Text description provided by the architects. This home embraces the beautiful natural landscape provided by the slopes of Table Mountain, Lion’s Head and Signal Hill. Situated in the center of the City Bowl’s curvature between Devil’s Peak and Signal Hill, the building’s site offers expansive views of the city and the surrounding metropolitan area.
Some of the challenges presented by the site were negotiating the slanted terrain leading from the lower cable car slopes into Table Mountain National Park with a coherent spatial flow and mediating environmental factors whilst maximizing and framing the panoramic views of the city, bay and mountains beyond.
The building is defined by its relationship to the landscape; in some instances, revealing glimpses of the natural setting while in others blurring the definition of interior and exterior spaces by opening up the interior spaces completely to the surroundings.
The massing of this three level building takes clues from the mountain slope. The base of the building (in natural stone and gabion walls) is seen as an extension of the rocky outcrops on the slopes, and is housing service areas, garaging, a staff apartment and a guest apartment. The base and stone walls are terraced and elevate the natural slope to form a new landscape for the main house to occupy. The living areas are articulated as glazed “negative space” atop the stone base, but sheltered below the cantilevering and heavier volume of bedrooms above. This arrangement ensures a continuous visual and spatial connection from Table Mountain to Table Bay. A double volume kitchen at the mountain side of the house enables interaction between the more private spaces (such as study, tv room and bedrooms above) and the living area below.

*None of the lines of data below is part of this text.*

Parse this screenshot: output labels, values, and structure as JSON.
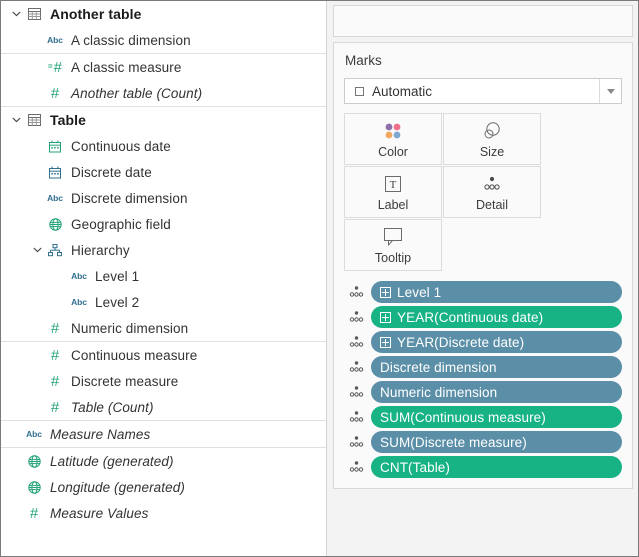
{
  "data_pane": {
    "groups": [
      {
        "name": "Another table",
        "icon": "table-icon",
        "expanded": true,
        "caret": "chevron-down-icon",
        "sections": [
          {
            "fields": [
              {
                "label": "A classic dimension",
                "icon": "abc-icon",
                "indent": 1,
                "italic": false
              }
            ]
          },
          {
            "fields": [
              {
                "label": "A classic measure",
                "icon": "calculated-measure-icon",
                "indent": 1,
                "italic": false
              },
              {
                "label": "Another table (Count)",
                "icon": "number-icon",
                "indent": 1,
                "italic": true
              }
            ]
          }
        ]
      },
      {
        "name": "Table",
        "icon": "table-icon",
        "expanded": true,
        "caret": "chevron-down-icon",
        "sections": [
          {
            "fields": [
              {
                "label": "Continuous date",
                "icon": "calendar-green-icon",
                "indent": 1,
                "italic": false
              },
              {
                "label": "Discrete date",
                "icon": "calendar-blue-icon",
                "indent": 1,
                "italic": false
              },
              {
                "label": "Discrete dimension",
                "icon": "abc-icon",
                "indent": 1,
                "italic": false
              },
              {
                "label": "Geographic field",
                "icon": "globe-icon",
                "indent": 1,
                "italic": false
              },
              {
                "label": "Hierarchy",
                "icon": "hierarchy-icon",
                "indent": 1,
                "italic": false,
                "caret": "chevron-down-icon"
              },
              {
                "label": "Level 1",
                "icon": "abc-icon",
                "indent": 2,
                "italic": false
              },
              {
                "label": "Level 2",
                "icon": "abc-icon",
                "indent": 2,
                "italic": false
              },
              {
                "label": "Numeric dimension",
                "icon": "number-icon",
                "indent": 1,
                "italic": false
              }
            ]
          },
          {
            "fields": [
              {
                "label": "Continuous measure",
                "icon": "number-icon",
                "indent": 1,
                "italic": false
              },
              {
                "label": "Discrete measure",
                "icon": "number-icon",
                "indent": 1,
                "italic": false
              },
              {
                "label": "Table (Count)",
                "icon": "number-icon",
                "indent": 1,
                "italic": true
              }
            ]
          }
        ]
      }
    ],
    "generated_sections": [
      {
        "fields": [
          {
            "label": "Measure Names",
            "icon": "abc-icon",
            "indent": 0,
            "italic": true
          }
        ]
      },
      {
        "fields": [
          {
            "label": "Latitude (generated)",
            "icon": "globe-icon",
            "indent": 0,
            "italic": true
          },
          {
            "label": "Longitude (generated)",
            "icon": "globe-icon",
            "indent": 0,
            "italic": true
          },
          {
            "label": "Measure Values",
            "icon": "number-icon",
            "indent": 0,
            "italic": true
          }
        ]
      }
    ]
  },
  "marks": {
    "title": "Marks",
    "mark_type": "Automatic",
    "mark_type_dropdown_icon": "chevron-down-icon",
    "buttons": [
      {
        "label": "Color",
        "icon": "color-dots-icon"
      },
      {
        "label": "Size",
        "icon": "size-shapes-icon"
      },
      {
        "label": "Label",
        "icon": "label-t-icon"
      },
      {
        "label": "Detail",
        "icon": "detail-dots-icon"
      },
      {
        "label": "Tooltip",
        "icon": "tooltip-bubble-icon"
      }
    ],
    "pills": [
      {
        "label": "Level 1",
        "color": "blue",
        "expandable": true
      },
      {
        "label": "YEAR(Continuous date)",
        "color": "green",
        "expandable": true
      },
      {
        "label": "YEAR(Discrete date)",
        "color": "blue",
        "expandable": true
      },
      {
        "label": "Discrete dimension",
        "color": "blue",
        "expandable": false
      },
      {
        "label": "Numeric dimension",
        "color": "blue",
        "expandable": false
      },
      {
        "label": "SUM(Continuous measure)",
        "color": "green",
        "expandable": false
      },
      {
        "label": "SUM(Discrete measure)",
        "color": "blue",
        "expandable": false
      },
      {
        "label": "CNT(Table)",
        "color": "green",
        "expandable": false
      }
    ]
  },
  "colors": {
    "pill_blue": "#5b8fa8",
    "pill_green": "#17b384",
    "dimension_blue": "#2f6f8f",
    "measure_green": "#23a37a",
    "panel_bg": "#f3f3f3",
    "card_bg": "#fafafa"
  }
}
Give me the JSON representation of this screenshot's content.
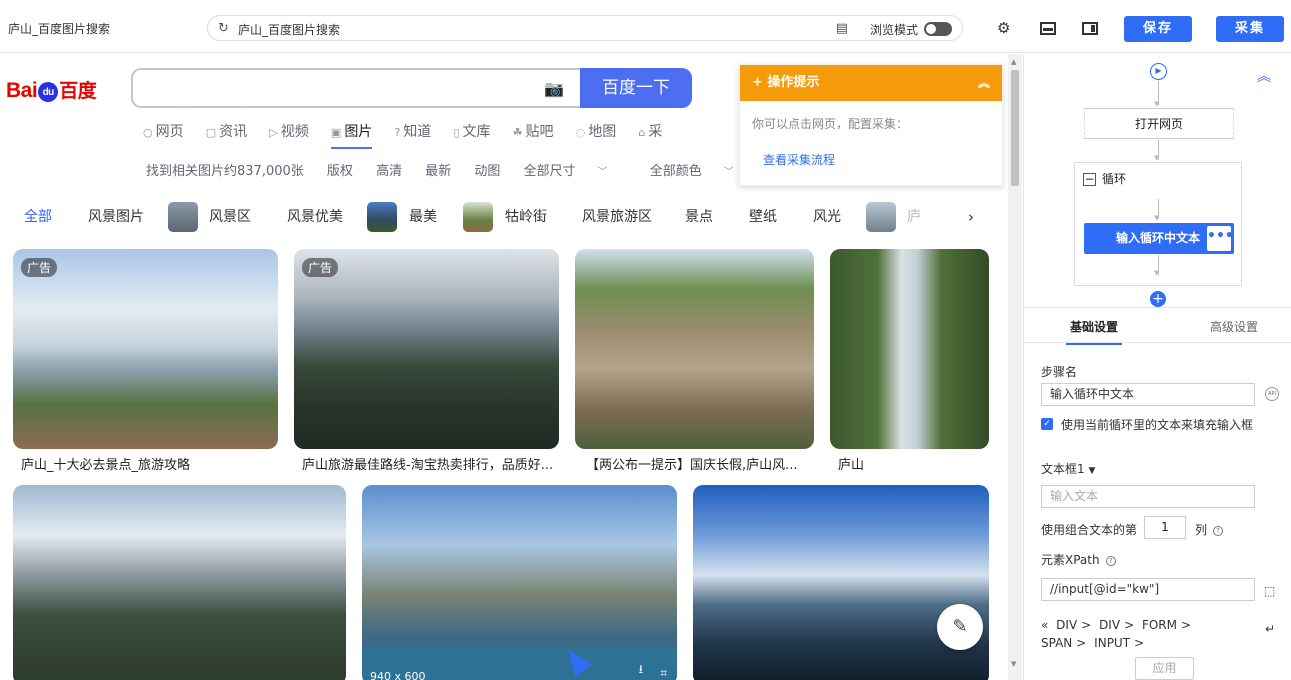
{
  "window": {
    "title": "庐山_百度图片搜索"
  },
  "addressbar": {
    "url": "庐山_百度图片搜索",
    "browse_mode_label": "浏览模式",
    "reload_icon": "reload-icon",
    "page_icon": "page-icon"
  },
  "toolbar": {
    "save_label": "保存",
    "collect_label": "采集",
    "settings_icon": "gear-icon",
    "accent": "#2f6df6"
  },
  "baidu": {
    "logo_text_left": "Bai",
    "logo_text_paw": "du",
    "logo_text_cn": "百度",
    "search_value": "",
    "search_button": "百度一下",
    "nav_tabs": [
      {
        "label": "网页",
        "icon": "search-icon"
      },
      {
        "label": "资讯",
        "icon": "news-icon"
      },
      {
        "label": "视频",
        "icon": "video-icon"
      },
      {
        "label": "图片",
        "icon": "image-icon"
      },
      {
        "label": "知道",
        "icon": "question-icon"
      },
      {
        "label": "文库",
        "icon": "doc-icon"
      },
      {
        "label": "贴吧",
        "icon": "paw-icon"
      },
      {
        "label": "地图",
        "icon": "map-icon"
      },
      {
        "label": "采",
        "icon": "bag-icon"
      }
    ],
    "active_tab": "图片",
    "filters": [
      "找到相关图片约837,000张",
      "版权",
      "高清",
      "最新",
      "动图",
      "全部尺寸",
      "全部颜色"
    ],
    "tags": [
      "全部",
      "风景图片",
      "风景区",
      "风景优美",
      "最美",
      "牯岭街",
      "风景旅游区",
      "景点",
      "壁纸",
      "风光",
      "庐"
    ],
    "results": [
      {
        "caption": "庐山_十大必去景点_旅游攻略",
        "ad": "广告"
      },
      {
        "caption": "庐山旅游最佳路线-淘宝热卖排行，品质好...",
        "ad": "广告"
      },
      {
        "caption": "【两公布一提示】国庆长假,庐山风...",
        "ad": ""
      },
      {
        "caption": "庐山",
        "ad": ""
      },
      {
        "caption": "",
        "ad": ""
      },
      {
        "caption": "",
        "ad": "",
        "dimensions": "940 x 600"
      },
      {
        "caption": "",
        "ad": ""
      }
    ]
  },
  "tip_panel": {
    "title": "操作提示",
    "text": "你可以点击网页，配置采集：",
    "link": "查看采集流程",
    "color": "#f59a0a"
  },
  "flow": {
    "open_page": "打开网页",
    "loop": "循环",
    "input_node": "输入循环中文本"
  },
  "settings": {
    "tab_basic": "基础设置",
    "tab_advanced": "高级设置",
    "step_name_label": "步骤名",
    "step_name_value": "输入循环中文本",
    "use_loop_text": "使用当前循环里的文本来填充输入框",
    "textbox_label": "文本框1",
    "text_input_placeholder": "输入文本",
    "combo_prefix": "使用组合文本的第",
    "combo_value": "1",
    "combo_suffix": "列",
    "xpath_label": "元素XPath",
    "xpath_value": "//input[@id=\"kw\"]",
    "breadcrumb": [
      "DIV",
      "DIV",
      "FORM",
      "SPAN",
      "INPUT"
    ],
    "apply": "应用"
  }
}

The relationship of the house to both its immediate and macro-scale landscapes is further given emphasis by placing the pool and undercover entertainment areas at the “back” or mountainside of the building; thereby enhancing a sense of being enveloped in the mountain’s slopes and being offered some respite from the city’s energy.